Location: Southeast Watershed Research2011 Annual Report
1a. Objectives (from AD-416)
Evaluate FGD gypsum influences soil physical properties and losses of P from poultry litter on pastures (Watkinsville and Auburn) and crop land (Oxford). The research would help establish proper combinations of rates of FGD gypsum and poultry litter to reduce losses of P in runoff and improve soil productivity and provide documentation of water quality improvements associated with FGD gypsum needed to help qualify practices for use as a BMP and water quality improvement credits.
1b. Approach (from AD-416)
Watkinsville and Auburn– FGD gypsum and poultry litter will be applied at four rates (0, 2, 4, 6 Mg ha-1) to bermudagrass pasture to evaluate changes in available soil P over three years. Use of similar treatments at Auburn and Watkinsville is to evaluate differences in treatment effects associated with differences in soil and climate at the two locations. FGD gypsum and poultry litter would be applied annually and measurements of soil P fractions (Total P, water soluble P, Mehlich P, and organic P) would be made at 6 month intervals. Soil aggregate stability would be measured yearly to evaluate impacts of FGD gypsum on soil structural stability. In addition we would evaluate FGD gypsum and poultry litter effects on forage production and quality along with the potential for nutrient removal by grazing and haying which is important for management of high P soils. Forage would be harvested at regular intervals to simulate haying and evaluated for P content (P removal) and forage quality. Results would establish potential for using FGD gypsum as an amendment to increase poultry litter application rates and improve water use efficiency on pasture and hay land. Oxford - Two studies will be conducted at the Northeast Mississippi Experiment Station at Verona. In one study, we will evaluate the effects of FGD gypsum on an existing set of no-till cotton plots. FGD gypsum application rates of 0, 1, 1.5, 2, and 3 tons/acre would be applied on a replicated plot experiment. The other study will evaluate the effects of tillage-gypsum interactions on soybean yields. The three tillage treatments are no-till, fall chisel-harrow, and conventional. Plot sizes, gypsum application rates, and replications are identical to those for no-till cotton. Crop yields will be measured by the experiment station personnel responsible for all agronomic practices. Following harvest each growing season, soil cores will be collected to a depth of 36 inches from each plot and characterized for water dispersible clay as a measure of erodibility, particle size distribution, organic carbon content, pH, exchangeable Al, exchangeable bases, total calcium, sulfur, nitrogen, and phosphorus.

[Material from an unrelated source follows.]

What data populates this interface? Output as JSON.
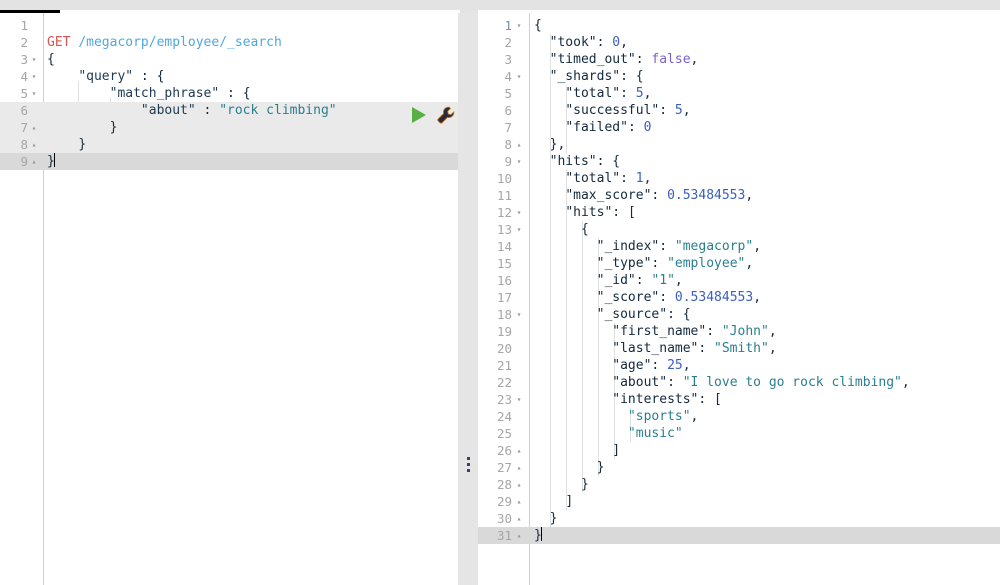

3. Progress Report
This project contributes to research objective 1 of this in-house project: Develop and document crop and animal production practices that improve productivity and benefit natural resources by improving soil and water management and nutrient cycling. This cooperative project with the Tennessee Valley Authority investigates the effects of flue gas desulfurized gypsum (FGD-gypsum) on forage production, soil properties, and movement of phosphorus in association with land applications of poultry litter as a source of nutrients for piedmont soils. The overall project involves three Agricultural Research Service (ARS) locations (Auburn, Alabama, Oxford, Mississippi, and Watkinsville, Georgia). The United States Environmental Protection Agency’s (USEPA) Office of Resource Conservation and Recovery is cooperating in the project for risk assessment In 2011 we contributed to a risk assessment for FGD-gypsum in cooperation with USEPA. We also conducted the 3rd year rainfall simulations and are in the process of analyzing samples and data from the simulation. We continue to cooperate with ARS’ Environmental Management and Byproducts Utilization Laboratory. Annual reports were given to participating utilities and USEPA.